Why were so many of us there? The 100th anniversary had something to do with it, I’m sure. Perhaps the poppies at the Tower of London had something to do with it too. And, after Iraq and Afghanistan and the 24 hour news cycle, like many I’m probably more aware these days that it isn’t just those who gave their today for our tomorrow; it’s also those who go and come back, and yet carry all sorts of scars for the rest of their lives. It’s personal.
I saw old wives with their jaws set determinedly, pushing even older husbands in wheelchairs; a group of Hells Angels visibly moved; and a little girl who couldn’t have been more than 4 years old, holding a wreath of poppies in one hand and her grandmother’s hand in the other. I’m still not sure who was supporting who. It was personal for them too, and they wanted to mark and share, as did their community.
Fast forward 48 hours and I’m at a conference about atrial fibrillation (AF). We have presentations on the epidemiology of AF and stroke, the pharmacogenomics of vitamin K antagonists, left atrial appendage occlusion, and, of course, all the technical details of the non-vitamin K oral anticoagulants (NOACs). It was scientifically superb, with amazingly intelligent and committed people driving forward better care. This is an absolute requirement for the audience, because now just the stroke prevention aspect of AF has many aspects, has become explicitly preference sensitive, and is highly complex.
I got 30 minutes in the slot after lunch to cover individualised decision making. I tried my best to summarise the Cochrane review, which shows how much patient decision aids improve patients’ knowledge and reduce decisional conflict. I gently presented the data that show clinicians think they do shared decision making already but often they don’t, that three out of four people want at least some say in decisions about their healthcare, and the data that show GPs get the estimate of how much people want to be involved in decisions wrong two times out of three.
I pointed out that patient decision aids were just a tool that helps the conversation along the path to shared decision making, and that these aids had the same limitations as the evidence from which they spring—if the trials don’t include people like your patient, you can’t be sure how generalisable the data is. Eighty four year old patients with heart failure, osteoporosis, and gout (as well as AF) are unlikely to feature in the RCT population for anything, so don’t underestimate the need for clinical expertise, as well as the evidence and the patient’s values and preferences.
It was fine. There were thoughtful questions both in the session and afterwards. But my heart was heavy. Because, as one of the grateful organisers put it afterwards over tea, during the rest of the day the values and preferences of patients didn’t get a look in. Not once.
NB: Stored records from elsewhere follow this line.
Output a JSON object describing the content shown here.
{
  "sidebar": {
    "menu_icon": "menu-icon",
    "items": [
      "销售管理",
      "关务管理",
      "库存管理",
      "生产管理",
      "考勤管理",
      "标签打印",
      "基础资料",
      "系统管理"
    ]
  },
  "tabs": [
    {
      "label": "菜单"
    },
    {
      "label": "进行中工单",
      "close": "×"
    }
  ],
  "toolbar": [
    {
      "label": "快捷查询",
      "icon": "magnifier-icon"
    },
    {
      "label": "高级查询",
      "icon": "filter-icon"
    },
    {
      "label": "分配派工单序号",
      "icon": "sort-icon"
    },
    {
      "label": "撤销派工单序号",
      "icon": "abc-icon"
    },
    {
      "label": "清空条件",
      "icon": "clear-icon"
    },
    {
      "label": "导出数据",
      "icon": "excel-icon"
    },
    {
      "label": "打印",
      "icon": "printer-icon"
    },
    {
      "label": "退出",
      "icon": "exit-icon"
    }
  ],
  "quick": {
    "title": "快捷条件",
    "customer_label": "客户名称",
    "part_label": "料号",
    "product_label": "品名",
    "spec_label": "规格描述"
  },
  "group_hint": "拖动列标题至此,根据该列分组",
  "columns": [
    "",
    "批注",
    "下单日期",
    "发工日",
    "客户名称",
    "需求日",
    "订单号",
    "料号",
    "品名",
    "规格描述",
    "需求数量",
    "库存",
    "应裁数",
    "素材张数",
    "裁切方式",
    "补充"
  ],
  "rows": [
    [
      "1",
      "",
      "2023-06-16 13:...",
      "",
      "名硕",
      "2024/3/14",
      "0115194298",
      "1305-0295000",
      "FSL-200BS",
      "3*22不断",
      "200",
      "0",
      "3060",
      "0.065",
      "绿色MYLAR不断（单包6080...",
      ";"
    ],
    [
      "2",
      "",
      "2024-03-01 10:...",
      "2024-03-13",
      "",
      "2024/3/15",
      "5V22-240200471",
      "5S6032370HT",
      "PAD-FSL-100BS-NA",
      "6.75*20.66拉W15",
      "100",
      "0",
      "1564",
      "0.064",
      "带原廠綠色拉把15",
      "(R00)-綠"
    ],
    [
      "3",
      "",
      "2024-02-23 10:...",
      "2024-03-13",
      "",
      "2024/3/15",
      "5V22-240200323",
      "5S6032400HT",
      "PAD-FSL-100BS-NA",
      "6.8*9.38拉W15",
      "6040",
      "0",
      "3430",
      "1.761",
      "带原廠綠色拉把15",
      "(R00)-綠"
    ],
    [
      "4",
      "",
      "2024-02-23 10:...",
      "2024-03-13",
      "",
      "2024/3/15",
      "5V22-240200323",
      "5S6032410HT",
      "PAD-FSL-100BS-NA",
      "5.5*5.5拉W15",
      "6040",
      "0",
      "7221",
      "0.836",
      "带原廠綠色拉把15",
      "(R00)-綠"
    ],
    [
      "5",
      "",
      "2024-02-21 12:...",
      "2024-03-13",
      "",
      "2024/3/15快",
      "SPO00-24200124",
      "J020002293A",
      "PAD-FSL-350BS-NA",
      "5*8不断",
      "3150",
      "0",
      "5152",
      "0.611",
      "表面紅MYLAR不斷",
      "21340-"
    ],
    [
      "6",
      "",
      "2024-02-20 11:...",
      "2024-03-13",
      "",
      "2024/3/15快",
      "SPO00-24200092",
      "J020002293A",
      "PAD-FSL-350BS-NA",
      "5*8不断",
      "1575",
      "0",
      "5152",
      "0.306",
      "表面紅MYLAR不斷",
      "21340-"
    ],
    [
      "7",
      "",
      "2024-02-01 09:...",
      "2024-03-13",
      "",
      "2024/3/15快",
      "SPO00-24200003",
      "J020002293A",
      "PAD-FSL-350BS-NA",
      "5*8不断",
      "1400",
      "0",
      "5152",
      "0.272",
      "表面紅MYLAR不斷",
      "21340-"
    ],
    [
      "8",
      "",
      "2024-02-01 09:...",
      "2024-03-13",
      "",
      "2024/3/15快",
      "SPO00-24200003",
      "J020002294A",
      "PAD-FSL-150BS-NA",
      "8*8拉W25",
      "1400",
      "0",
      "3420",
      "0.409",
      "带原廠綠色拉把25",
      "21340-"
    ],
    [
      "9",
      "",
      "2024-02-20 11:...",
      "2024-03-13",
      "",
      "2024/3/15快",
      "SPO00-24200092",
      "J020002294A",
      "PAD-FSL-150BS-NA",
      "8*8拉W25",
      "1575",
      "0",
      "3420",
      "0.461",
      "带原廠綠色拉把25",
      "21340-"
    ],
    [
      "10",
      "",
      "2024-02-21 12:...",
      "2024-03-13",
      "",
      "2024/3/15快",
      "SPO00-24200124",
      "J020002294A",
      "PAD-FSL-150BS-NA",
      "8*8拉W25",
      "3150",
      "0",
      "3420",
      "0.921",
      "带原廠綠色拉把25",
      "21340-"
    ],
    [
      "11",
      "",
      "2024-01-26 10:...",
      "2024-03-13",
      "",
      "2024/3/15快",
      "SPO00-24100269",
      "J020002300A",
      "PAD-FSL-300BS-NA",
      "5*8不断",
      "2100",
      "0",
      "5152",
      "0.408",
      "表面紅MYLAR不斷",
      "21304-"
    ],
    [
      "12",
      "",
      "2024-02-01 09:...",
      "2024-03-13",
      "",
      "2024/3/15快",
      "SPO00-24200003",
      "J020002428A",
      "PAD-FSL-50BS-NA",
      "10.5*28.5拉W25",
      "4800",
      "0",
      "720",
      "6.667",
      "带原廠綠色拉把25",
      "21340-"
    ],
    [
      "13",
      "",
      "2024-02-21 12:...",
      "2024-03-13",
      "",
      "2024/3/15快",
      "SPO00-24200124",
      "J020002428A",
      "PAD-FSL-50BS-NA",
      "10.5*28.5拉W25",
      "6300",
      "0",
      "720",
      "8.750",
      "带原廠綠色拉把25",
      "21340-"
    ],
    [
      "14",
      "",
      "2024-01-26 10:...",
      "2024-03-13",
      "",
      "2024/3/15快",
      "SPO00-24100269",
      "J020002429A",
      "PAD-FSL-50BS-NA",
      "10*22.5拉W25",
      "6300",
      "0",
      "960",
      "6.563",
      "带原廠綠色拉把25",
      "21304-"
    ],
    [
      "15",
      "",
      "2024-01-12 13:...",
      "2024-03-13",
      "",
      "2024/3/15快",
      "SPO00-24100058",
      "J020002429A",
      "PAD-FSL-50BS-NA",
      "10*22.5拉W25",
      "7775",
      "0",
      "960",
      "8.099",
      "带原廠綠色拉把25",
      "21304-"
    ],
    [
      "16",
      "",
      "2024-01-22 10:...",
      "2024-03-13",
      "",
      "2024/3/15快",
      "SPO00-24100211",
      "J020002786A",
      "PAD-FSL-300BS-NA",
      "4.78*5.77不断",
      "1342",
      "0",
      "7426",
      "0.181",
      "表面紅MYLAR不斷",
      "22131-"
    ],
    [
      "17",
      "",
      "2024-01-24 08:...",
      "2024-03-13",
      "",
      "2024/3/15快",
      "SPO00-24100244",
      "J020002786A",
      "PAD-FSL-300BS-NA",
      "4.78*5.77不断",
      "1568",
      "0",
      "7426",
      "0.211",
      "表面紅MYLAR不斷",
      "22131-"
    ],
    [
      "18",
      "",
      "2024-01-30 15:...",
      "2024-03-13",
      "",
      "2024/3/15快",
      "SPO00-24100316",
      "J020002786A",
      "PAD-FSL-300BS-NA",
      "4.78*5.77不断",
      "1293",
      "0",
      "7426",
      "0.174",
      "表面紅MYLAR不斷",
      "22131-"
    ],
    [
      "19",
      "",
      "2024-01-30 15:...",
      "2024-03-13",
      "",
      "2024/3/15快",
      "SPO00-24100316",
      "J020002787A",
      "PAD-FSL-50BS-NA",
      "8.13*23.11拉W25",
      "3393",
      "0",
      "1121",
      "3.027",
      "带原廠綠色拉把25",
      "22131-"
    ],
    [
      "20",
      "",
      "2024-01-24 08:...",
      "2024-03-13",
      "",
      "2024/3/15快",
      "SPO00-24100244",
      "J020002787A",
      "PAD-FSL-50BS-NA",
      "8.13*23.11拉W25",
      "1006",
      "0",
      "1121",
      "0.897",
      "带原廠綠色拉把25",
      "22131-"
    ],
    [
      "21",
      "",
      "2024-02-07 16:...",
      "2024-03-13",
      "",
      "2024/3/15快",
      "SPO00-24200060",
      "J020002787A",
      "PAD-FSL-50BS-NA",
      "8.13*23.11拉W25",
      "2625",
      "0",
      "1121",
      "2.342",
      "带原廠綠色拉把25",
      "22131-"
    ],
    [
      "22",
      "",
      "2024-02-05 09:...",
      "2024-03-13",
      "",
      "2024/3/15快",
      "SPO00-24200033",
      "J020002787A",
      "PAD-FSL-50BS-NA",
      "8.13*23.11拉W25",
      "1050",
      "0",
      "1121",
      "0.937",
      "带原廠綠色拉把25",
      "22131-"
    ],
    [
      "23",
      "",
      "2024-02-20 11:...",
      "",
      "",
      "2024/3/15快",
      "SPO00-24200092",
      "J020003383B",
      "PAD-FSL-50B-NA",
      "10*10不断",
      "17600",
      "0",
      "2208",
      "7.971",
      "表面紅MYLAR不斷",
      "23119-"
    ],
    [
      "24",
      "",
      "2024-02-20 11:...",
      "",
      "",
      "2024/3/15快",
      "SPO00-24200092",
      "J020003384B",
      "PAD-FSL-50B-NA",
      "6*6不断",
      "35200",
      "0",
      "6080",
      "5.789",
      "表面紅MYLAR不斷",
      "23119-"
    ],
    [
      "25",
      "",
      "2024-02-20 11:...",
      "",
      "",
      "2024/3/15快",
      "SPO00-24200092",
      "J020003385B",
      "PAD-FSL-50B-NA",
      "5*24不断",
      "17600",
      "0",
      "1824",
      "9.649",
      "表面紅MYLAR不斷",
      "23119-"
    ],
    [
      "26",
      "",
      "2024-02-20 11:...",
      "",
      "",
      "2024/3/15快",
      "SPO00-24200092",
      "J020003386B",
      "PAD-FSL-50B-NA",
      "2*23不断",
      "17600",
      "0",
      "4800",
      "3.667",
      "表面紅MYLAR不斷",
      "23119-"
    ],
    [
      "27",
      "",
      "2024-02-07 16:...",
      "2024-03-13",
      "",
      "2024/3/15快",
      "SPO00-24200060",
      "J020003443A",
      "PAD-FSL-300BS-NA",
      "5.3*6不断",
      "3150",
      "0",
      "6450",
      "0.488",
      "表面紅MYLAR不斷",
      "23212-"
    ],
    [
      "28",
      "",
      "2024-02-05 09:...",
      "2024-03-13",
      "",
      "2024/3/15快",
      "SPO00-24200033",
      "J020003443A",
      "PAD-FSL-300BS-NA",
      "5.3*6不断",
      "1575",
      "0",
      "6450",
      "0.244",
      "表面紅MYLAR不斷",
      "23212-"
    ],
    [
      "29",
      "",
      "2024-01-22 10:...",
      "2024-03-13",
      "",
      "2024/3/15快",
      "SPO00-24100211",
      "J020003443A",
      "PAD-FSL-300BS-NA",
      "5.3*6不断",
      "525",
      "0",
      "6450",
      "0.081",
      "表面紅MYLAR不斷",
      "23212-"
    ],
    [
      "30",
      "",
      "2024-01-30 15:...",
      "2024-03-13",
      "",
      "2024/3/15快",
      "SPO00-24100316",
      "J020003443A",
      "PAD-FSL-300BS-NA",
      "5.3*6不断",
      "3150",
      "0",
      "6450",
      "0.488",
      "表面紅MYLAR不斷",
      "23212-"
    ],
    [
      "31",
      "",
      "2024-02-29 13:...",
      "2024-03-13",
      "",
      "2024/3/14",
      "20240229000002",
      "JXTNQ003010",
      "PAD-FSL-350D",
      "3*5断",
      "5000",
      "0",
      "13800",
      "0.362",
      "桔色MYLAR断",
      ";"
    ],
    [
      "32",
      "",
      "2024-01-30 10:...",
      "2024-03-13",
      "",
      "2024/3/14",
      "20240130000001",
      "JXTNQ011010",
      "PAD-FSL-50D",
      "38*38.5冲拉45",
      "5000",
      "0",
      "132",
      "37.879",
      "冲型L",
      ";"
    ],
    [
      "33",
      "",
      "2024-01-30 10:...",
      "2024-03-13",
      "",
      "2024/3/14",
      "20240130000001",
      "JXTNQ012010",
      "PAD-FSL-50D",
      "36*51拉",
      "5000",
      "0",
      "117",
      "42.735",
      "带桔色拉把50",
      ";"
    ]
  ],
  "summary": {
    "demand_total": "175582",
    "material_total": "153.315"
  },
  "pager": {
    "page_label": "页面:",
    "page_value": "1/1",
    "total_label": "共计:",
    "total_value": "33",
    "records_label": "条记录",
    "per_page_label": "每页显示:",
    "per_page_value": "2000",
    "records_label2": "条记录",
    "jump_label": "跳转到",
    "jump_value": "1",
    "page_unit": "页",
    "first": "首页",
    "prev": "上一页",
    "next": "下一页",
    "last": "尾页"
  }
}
I once shared a platform with Patch Adams, an unconventional doctor played by Robin Williams in the eponymous film. His talk was rambling and ill prepared. But he was passionate to the point of spittle, funny, enthusiastic, and completely inspirational. I had to speak after the star of the show, and in case you’re interested I was well prepared, entirely coherent . . . and deadly dull. I learned a lot that day.
One of Patch’s quotes sums up his message. “Treat a disease and sometimes you’ll win, sometimes you’ll lose. Treat a person, and I guarantee you’ll win every time.” So when will conference organisers (also kind, intelligent, and hardworking people) allocate an equal amount of time to the evidence on the one hand, and then for attendees to discuss and practice the communication of that evidence on the other? Only then will patients stand a decent chance of consistently getting conversation and support, which enables them to optimally understand the risks and benefits of their options if they wish to. Then, and only then, will we be true to Patch, and Sir William Osler, and many others, and be treating the person and not the disease.
Back to Remembrance Sunday. The presiding minister at the Cenotaph had jerked my head back with his opening remarks. “What does the Lord require of you but to do justice, and to love kindness, and to walk humbly with your God?” It’s gone round and round my head all week. I had to go and look it up. It’s Micah, chapter 6, verse 8.
So OK, I’ll stiffen my resolve, and keep turning up at workshops and conferences, and use whatever time I’m allocated to encourage the treatment of persons, not diseases, because we and what we do unselfishly many times every day should indeed be all about justice, and kindness, and walking more humbly. In healthcare, even when there are just two of us in a consultation, we’re a community.
Neal Maskrey’s early career was as a GP before spending seven years as a medical manager and part time GP. After 12 years as a director of the National Prescribing Centre and programme director at NICE, he is now honorary professor of evidence informed decision making at Keele University, and consultant clinical adviser in the Medicines and Prescribing Centre, NICE.
Competing interests: I declare that I have read and understood BMJ policy on declaration of interests and I hereby declare the following interest: Employed part time by the National Institute for Health and Care Excellence.